* _Directions_
Write the entries below out again exactly, but skip the pictures.

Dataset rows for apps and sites
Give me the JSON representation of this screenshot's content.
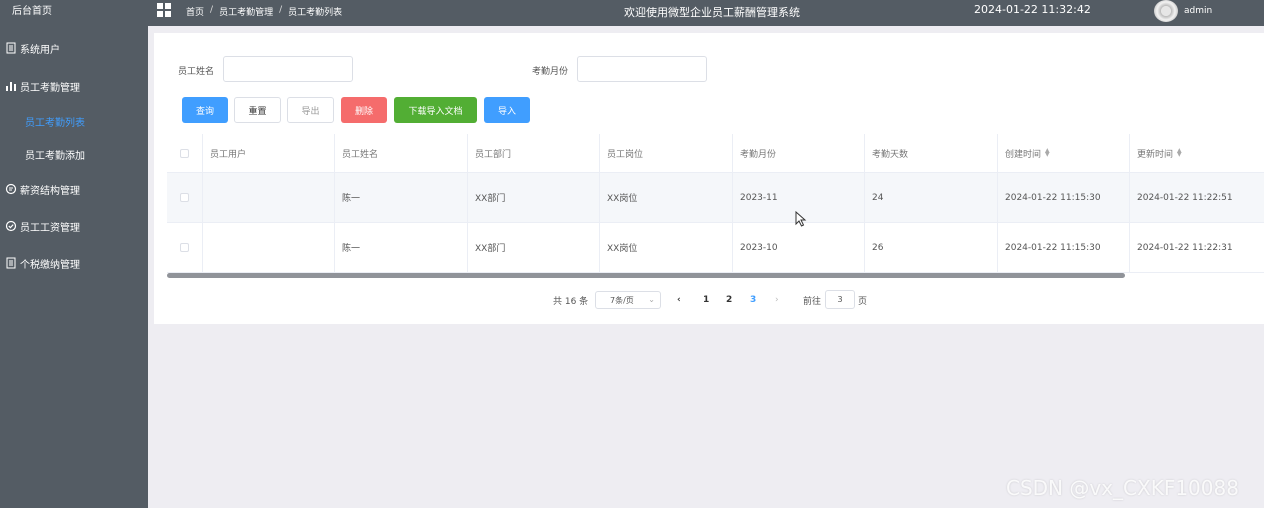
{
  "sidebar": {
    "brand": "后台首页",
    "items": [
      {
        "label": "系统用户"
      },
      {
        "label": "员工考勤管理"
      },
      {
        "label": "员工考勤列表"
      },
      {
        "label": "员工考勤添加"
      },
      {
        "label": "薪资结构管理"
      },
      {
        "label": "员工工资管理"
      },
      {
        "label": "个税缴纳管理"
      }
    ]
  },
  "topbar": {
    "breadcrumb": [
      "首页",
      "员工考勤管理",
      "员工考勤列表"
    ],
    "breadcrumb_sep": "/",
    "welcome": "欢迎使用微型企业员工薪酬管理系统",
    "datetime": "2024-01-22 11:32:42",
    "username": "admin"
  },
  "filters": {
    "name_label": "员工姓名",
    "name_value": "",
    "month_label": "考勤月份",
    "month_value": ""
  },
  "actions": {
    "query": "查询",
    "reset": "重置",
    "export": "导出",
    "delete": "删除",
    "download_template": "下载导入文档",
    "import": "导入"
  },
  "table": {
    "headers": [
      "员工用户",
      "员工姓名",
      "员工部门",
      "员工岗位",
      "考勤月份",
      "考勤天数",
      "创建时间",
      "更新时间"
    ],
    "rows": [
      [
        "",
        "陈一",
        "XX部门",
        "XX岗位",
        "2023-11",
        "24",
        "2024-01-22 11:15:30",
        "2024-01-22 11:22:51"
      ],
      [
        "",
        "陈一",
        "XX部门",
        "XX岗位",
        "2023-10",
        "26",
        "2024-01-22 11:15:30",
        "2024-01-22 11:22:31"
      ]
    ]
  },
  "pagination": {
    "total": "共 16 条",
    "page_size": "7条/页",
    "pages": [
      "1",
      "2",
      "3"
    ],
    "current": "3",
    "goto_label": "前往",
    "goto_value": "3",
    "page_unit": "页"
  },
  "watermark": "CSDN @vx_CXKF10088",
  "colors": {
    "sidebar_bg": "#545c64",
    "accent": "#409eff",
    "danger": "#f56c6c",
    "success": "#52ae34"
  }
}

* _Response to the exercise_
Give me the JSON representation of this screenshot's content.
{
  "sidebar": {
    "brand": "后台首页",
    "items": [
      {
        "label": "系统用户"
      },
      {
        "label": "员工考勤管理"
      },
      {
        "label": "员工考勤列表"
      },
      {
        "label": "员工考勤添加"
      },
      {
        "label": "薪资结构管理"
      },
      {
        "label": "员工工资管理"
      },
      {
        "label": "个税缴纳管理"
      }
    ]
  },
  "topbar": {
    "breadcrumb": [
      "首页",
      "员工考勤管理",
      "员工考勤列表"
    ],
    "breadcrumb_sep": "/",
    "welcome": "欢迎使用微型企业员工薪酬管理系统",
    "datetime": "2024-01-22 11:32:42",
    "username": "admin"
  },
  "filters": {
    "name_label": "员工姓名",
    "name_value": "",
    "month_label": "考勤月份",
    "month_value": ""
  },
  "actions": {
    "query": "查询",
    "reset": "重置",
    "export": "导出",
    "delete": "删除",
    "download_template": "下载导入文档",
    "import": "导入"
  },
  "table": {
    "headers": [
      "员工用户",
      "员工姓名",
      "员工部门",
      "员工岗位",
      "考勤月份",
      "考勤天数",
      "创建时间",
      "更新时间"
    ],
    "rows": [
      [
        "",
        "陈一",
        "XX部门",
        "XX岗位",
        "2023-11",
        "24",
        "2024-01-22 11:15:30",
        "2024-01-22 11:22:51"
      ],
      [
        "",
        "陈一",
        "XX部门",
        "XX岗位",
        "2023-10",
        "26",
        "2024-01-22 11:15:30",
        "2024-01-22 11:22:31"
      ]
    ]
  },
  "pagination": {
    "total": "共 16 条",
    "page_size": "7条/页",
    "pages": [
      "1",
      "2",
      "3"
    ],
    "current": "3",
    "goto_label": "前往",
    "goto_value": "3",
    "page_unit": "页"
  },
  "watermark": "CSDN @vx_CXKF10088",
  "colors": {
    "sidebar_bg": "#545c64",
    "accent": "#409eff",
    "danger": "#f56c6c",
    "success": "#52ae34"
  }
}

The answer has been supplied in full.